-- Goal of the exercise --
Extract each line of the records below that contains the word "plate".

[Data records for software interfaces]

----

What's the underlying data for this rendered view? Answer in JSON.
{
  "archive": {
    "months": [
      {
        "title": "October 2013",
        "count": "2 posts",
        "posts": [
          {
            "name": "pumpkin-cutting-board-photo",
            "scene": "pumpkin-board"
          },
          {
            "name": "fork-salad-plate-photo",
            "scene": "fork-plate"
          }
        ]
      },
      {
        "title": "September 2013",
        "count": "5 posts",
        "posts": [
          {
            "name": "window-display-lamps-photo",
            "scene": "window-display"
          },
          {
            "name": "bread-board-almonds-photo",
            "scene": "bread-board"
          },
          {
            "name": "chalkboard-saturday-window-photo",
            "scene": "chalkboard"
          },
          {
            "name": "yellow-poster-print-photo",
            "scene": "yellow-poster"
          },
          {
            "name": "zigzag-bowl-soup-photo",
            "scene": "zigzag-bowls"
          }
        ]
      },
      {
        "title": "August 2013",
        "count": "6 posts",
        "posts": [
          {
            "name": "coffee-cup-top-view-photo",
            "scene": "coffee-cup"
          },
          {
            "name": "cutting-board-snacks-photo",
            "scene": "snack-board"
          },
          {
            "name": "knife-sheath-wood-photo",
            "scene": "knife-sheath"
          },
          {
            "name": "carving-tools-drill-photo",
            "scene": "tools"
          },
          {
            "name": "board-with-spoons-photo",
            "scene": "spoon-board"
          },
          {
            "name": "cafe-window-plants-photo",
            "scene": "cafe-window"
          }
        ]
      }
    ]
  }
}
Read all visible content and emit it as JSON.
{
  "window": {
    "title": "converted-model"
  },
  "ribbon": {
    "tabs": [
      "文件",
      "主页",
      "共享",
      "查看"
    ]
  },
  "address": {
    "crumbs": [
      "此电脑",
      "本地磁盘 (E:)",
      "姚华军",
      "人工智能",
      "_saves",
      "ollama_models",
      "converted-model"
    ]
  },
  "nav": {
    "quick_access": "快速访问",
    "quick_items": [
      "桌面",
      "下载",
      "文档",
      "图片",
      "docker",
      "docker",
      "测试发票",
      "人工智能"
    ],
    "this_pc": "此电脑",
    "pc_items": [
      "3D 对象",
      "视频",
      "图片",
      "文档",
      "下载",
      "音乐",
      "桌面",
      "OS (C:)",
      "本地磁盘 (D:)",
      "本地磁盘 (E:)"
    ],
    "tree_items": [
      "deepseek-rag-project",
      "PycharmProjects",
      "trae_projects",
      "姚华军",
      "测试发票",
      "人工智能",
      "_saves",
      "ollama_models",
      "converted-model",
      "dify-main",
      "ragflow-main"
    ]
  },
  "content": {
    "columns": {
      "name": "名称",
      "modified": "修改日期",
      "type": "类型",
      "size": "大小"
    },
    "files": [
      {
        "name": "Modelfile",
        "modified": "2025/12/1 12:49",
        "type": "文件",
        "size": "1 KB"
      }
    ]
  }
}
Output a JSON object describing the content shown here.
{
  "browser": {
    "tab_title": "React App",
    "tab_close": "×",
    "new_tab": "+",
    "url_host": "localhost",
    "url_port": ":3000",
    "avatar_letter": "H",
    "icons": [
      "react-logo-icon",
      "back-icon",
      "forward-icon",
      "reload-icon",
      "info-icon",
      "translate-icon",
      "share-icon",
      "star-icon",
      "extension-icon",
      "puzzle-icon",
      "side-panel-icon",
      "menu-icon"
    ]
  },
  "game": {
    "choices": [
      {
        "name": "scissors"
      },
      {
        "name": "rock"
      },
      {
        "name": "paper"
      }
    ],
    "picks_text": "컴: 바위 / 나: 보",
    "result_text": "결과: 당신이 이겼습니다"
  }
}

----

-- Expected answer --
            "name": "fork-salad-plate-photo",
            "scene": "fork-plate"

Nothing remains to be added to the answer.